5

I have two CentOS 5.10 boxen where I have upgraded bash to the latest version. However, in one of the boxes, bash is still vulnerable to CVE-2014-7169 (I am using the test from this ServerFault answer).

Any ideas on why one machine is OK and the other one isn't? What can I check for?

What I've checked already:

1- Ensure both machines are running the same OS (same output on both):

# cat /etc/redhat-release
CentOS release 5.10 (Final)

2- Ensure I have the same version of bash (same output on both):

# rpm -qi bash
Name        : bash                         Relocations: (not relocatable)
Version     : 3.2                               Vendor: CentOS
Release     : 33.el5_10.4                   Build Date: Thu 25 Sep 2014 08:58:19 PM UTC
Install Date: Sat 27 Sep 2014 02:07:07 PM UTC      Build Host: sclbuild-c5.centos.org
Group       : System Environment/Shells     Source RPM: bash-3.2-33.el5_10.4.src.rpm
Size        : 5235475                          License: GPLv2+
Signature   : DSA/SHA1, Fri 26 Sep 2014 02:11:39 AM UTC, Key ID a8a447dce8562897

3- Double check that the binary is OK signature wise (same output on both):

# rpm -V bash

(there was no output from this command, indicating the binary signatures checked out)

4- Check that the binaries are in fact the same versions (as suggested by Cyrus in the comments): (same output on both machines)

# rpm -qf /bin/bash
bash-3.2-33.el5_10.4

5- Check the size of the binaries

# ls -l /bin/bash    (Good machine)
-rwxr-xr-x 1 root root 801816 Sep 25 20:55 /bin/bash

# ls -l /bin/bash    (Bad/vulnerable machine)
-rwxr-xr-x 1 root root 768952 Sep 25 20:55 /bin/bash

Notice that the file sizes are different.

6- Actually test for the vulnerability

# ## on the good machine
# env X='() { (a)=>\' sh -c "echo date"; cat echo
date
cat: echo: No such file or directory
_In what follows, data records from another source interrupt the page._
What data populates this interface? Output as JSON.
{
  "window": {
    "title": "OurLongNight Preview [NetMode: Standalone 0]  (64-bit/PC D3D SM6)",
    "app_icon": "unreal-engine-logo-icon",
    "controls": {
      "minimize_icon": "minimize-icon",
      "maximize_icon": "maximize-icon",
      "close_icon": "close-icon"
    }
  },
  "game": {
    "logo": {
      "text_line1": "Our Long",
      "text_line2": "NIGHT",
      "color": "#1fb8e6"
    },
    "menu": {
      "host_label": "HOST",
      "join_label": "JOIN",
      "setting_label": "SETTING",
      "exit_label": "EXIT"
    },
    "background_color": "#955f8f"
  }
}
# ## on the bad/vulnerable machine
# env X='() { (a)=>\' sh -c "echo date"; cat echo
date
Sat Sep 27 13:44:36 UTC 2014
8
  • Hmm, on a recently updated i386 CentOS 5.10 box, I see the same package info as you, but my bash executable size is different from both of yours: $ ls -l /bin/bash -rwxr-xr-x 1 root root 736348 Sep 25 17:03 /bin/bash My bash is not vulnerable to 7169 after the update.
    – cjc
    Commented Sep 27, 2014 at 16:38
  • 1
    There are tests supplied by Red Hat - do they actually show your "bad" machine as vulnerable? Both tests are defined here: access.redhat.com/articles/1212303 Commented Sep 27, 2014 at 18:14
  • @cjc my box is 64-bit so the sizes will be different
    – Oz Solomon
    Commented Sep 27, 2014 at 18:44
  • @OzSolomon: rpm -qf /bin/bash Is the output the same?
    – Cyrus
    Commented Sep 27, 2014 at 20:15
  • @Cyrus - Both machines show the same result for -qf. I updated the question to reflect that.
    – Oz Solomon
    Commented Sep 27, 2014 at 20:33

1 Answer 1

6

Could be a false positive - Make sure the 'echo' file does not exist from an earlier test on your bad machine, then retest.

Failing that, could also be a false negative - Check you can touch a file on your good machine, then retest.

1
  • You nailed it! There was a file called 'echo' in the directory where I did the tests (probably from before upgrading). I deleted it and it worked fine.
    – Oz Solomon
    Commented Sep 29, 2014 at 15:53

You must log in to answer this question.

Not the answer you're looking for? Browse other questions tagged .